Set down the records that follow exactly, every line of them.

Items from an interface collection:
+++

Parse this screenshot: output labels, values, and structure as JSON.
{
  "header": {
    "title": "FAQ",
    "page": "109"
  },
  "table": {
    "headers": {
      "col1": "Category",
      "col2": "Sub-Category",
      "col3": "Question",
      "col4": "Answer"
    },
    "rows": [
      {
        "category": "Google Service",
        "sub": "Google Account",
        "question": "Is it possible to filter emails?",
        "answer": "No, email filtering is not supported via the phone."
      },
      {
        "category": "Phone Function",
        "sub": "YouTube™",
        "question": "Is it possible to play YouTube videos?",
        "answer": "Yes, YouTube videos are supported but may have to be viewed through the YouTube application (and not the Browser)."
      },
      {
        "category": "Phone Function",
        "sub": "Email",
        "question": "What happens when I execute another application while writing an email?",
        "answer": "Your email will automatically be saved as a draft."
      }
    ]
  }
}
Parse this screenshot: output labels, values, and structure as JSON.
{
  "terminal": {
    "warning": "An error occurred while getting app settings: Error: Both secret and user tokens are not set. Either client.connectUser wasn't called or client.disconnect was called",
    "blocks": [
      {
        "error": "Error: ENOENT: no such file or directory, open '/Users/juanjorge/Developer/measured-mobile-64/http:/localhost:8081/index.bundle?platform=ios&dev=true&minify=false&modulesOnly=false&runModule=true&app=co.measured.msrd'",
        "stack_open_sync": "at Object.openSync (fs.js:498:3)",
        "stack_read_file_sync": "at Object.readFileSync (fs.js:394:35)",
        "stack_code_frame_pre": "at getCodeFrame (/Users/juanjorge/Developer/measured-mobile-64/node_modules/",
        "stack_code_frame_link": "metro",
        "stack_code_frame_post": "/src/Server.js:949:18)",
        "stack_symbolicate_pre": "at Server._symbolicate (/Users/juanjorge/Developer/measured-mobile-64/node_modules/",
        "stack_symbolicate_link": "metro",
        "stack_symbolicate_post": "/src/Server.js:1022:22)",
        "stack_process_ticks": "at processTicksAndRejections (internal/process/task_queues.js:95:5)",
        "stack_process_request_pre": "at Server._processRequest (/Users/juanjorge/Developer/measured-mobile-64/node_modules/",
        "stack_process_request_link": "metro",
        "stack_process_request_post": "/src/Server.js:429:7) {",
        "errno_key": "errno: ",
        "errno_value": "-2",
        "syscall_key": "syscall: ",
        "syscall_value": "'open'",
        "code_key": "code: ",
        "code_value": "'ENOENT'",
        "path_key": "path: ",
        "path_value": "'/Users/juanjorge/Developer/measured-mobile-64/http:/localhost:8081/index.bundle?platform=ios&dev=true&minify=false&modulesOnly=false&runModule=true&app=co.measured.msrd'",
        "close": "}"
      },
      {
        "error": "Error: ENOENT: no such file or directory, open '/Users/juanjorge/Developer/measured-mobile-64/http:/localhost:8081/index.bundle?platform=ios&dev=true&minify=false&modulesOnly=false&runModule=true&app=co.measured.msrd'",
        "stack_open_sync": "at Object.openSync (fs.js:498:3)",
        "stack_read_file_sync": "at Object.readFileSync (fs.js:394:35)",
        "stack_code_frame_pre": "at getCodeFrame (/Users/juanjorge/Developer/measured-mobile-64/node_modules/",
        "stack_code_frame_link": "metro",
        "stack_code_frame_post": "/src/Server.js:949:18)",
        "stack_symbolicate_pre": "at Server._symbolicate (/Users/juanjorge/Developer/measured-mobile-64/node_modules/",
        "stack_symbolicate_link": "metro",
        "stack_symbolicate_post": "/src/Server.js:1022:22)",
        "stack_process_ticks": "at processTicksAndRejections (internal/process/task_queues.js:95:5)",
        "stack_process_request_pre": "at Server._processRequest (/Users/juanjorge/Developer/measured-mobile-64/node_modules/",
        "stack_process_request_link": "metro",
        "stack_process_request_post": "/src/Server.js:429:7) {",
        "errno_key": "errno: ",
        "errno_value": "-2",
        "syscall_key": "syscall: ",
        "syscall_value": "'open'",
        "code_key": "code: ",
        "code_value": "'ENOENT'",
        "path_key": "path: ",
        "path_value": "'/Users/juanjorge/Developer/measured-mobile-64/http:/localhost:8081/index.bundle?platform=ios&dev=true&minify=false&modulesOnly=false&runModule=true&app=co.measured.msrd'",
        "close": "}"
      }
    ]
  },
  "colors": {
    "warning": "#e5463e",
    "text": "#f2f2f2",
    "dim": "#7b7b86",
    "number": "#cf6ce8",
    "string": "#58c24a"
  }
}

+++

▶ **Your response**:
Parse this screenshot: output labels, values, and structure as JSON.
{
  "header": {
    "title": "FAQ",
    "page": "109"
  },
  "table": {
    "headers": {
      "col1": "Category",
      "col2": "Sub-Category",
      "col3": "Question",
      "col4": "Answer"
    },
    "rows": [
      {
        "category": "Google Service",
        "sub": "Google Account",
        "question": "Is it possible to filter emails?",
        "answer": "No, email filtering is not supported via the phone."
      },
      {
        "category": "Phone Function",
        "sub": "YouTube™",
        "question": "Is it possible to play YouTube videos?",
        "answer": "Yes, YouTube videos are supported but may have to be viewed through the YouTube application (and not the Browser)."
      },
      {
        "category": "Phone Function",
        "sub": "Email",
        "question": "What happens when I execute another application while writing an email?",
        "answer": "Your email will automatically be saved as a draft."
      }
    ]
  }
}
Parse this screenshot: output labels, values, and structure as JSON.
{
  "terminal": {
    "warning": "An error occurred while getting app settings: Error: Both secret and user tokens are not set. Either client.connectUser wasn't called or client.disconnect was called",
    "blocks": [
      {
        "error": "Error: ENOENT: no such file or directory, open '/Users/juanjorge/Developer/measured-mobile-64/http:/localhost:8081/index.bundle?platform=ios&dev=true&minify=false&modulesOnly=false&runModule=true&app=co.measured.msrd'",
        "stack_open_sync": "at Object.openSync (fs.js:498:3)",
        "stack_read_file_sync": "at Object.readFileSync (fs.js:394:35)",
        "stack_code_frame_pre": "at getCodeFrame (/Users/juanjorge/Developer/measured-mobile-64/node_modules/",
        "stack_code_frame_link": "metro",
        "stack_code_frame_post": "/src/Server.js:949:18)",
        "stack_symbolicate_pre": "at Server._symbolicate (/Users/juanjorge/Developer/measured-mobile-64/node_modules/",
        "stack_symbolicate_link": "metro",
        "stack_symbolicate_post": "/src/Server.js:1022:22)",
        "stack_process_ticks": "at processTicksAndRejections (internal/process/task_queues.js:95:5)",
        "stack_process_request_pre": "at Server._processRequest (/Users/juanjorge/Developer/measured-mobile-64/node_modules/",
        "stack_process_request_link": "metro",
        "stack_process_request_post": "/src/Server.js:429:7) {",
        "errno_key": "errno: ",
        "errno_value": "-2",
        "syscall_key": "syscall: ",
        "syscall_value": "'open'",
        "code_key": "code: ",
        "code_value": "'ENOENT'",
        "path_key": "path: ",
        "path_value": "'/Users/juanjorge/Developer/measured-mobile-64/http:/localhost:8081/index.bundle?platform=ios&dev=true&minify=false&modulesOnly=false&runModule=true&app=co.measured.msrd'",
        "close": "}"
      },
      {
        "error": "Error: ENOENT: no such file or directory, open '/Users/juanjorge/Developer/measured-mobile-64/http:/localhost:8081/index.bundle?platform=ios&dev=true&minify=false&modulesOnly=false&runModule=true&app=co.measured.msrd'",
        "stack_open_sync": "at Object.openSync (fs.js:498:3)",
        "stack_read_file_sync": "at Object.readFileSync (fs.js:394:35)",
        "stack_code_frame_pre": "at getCodeFrame (/Users/juanjorge/Developer/measured-mobile-64/node_modules/",
        "stack_code_frame_link": "metro",
        "stack_code_frame_post": "/src/Server.js:949:18)",
        "stack_symbolicate_pre": "at Server._symbolicate (/Users/juanjorge/Developer/measured-mobile-64/node_modules/",
        "stack_symbolicate_link": "metro",
        "stack_symbolicate_post": "/src/Server.js:1022:22)",
        "stack_process_ticks": "at processTicksAndRejections (internal/process/task_queues.js:95:5)",
        "stack_process_request_pre": "at Server._processRequest (/Users/juanjorge/Developer/measured-mobile-64/node_modules/",
        "stack_process_request_link": "metro",
        "stack_process_request_post": "/src/Server.js:429:7) {",
        "errno_key": "errno: ",
        "errno_value": "-2",
        "syscall_key": "syscall: ",
        "syscall_value": "'open'",
        "code_key": "code: ",
        "code_value": "'ENOENT'",
        "path_key": "path: ",
        "path_value": "'/Users/juanjorge/Developer/measured-mobile-64/http:/localhost:8081/index.bundle?platform=ios&dev=true&minify=false&modulesOnly=false&runModule=true&app=co.measured.msrd'",
        "close": "}"
      }
    ]
  },
  "colors": {
    "warning": "#e5463e",
    "text": "#f2f2f2",
    "dim": "#7b7b86",
    "number": "#cf6ce8",
    "string": "#58c24a"
  }
}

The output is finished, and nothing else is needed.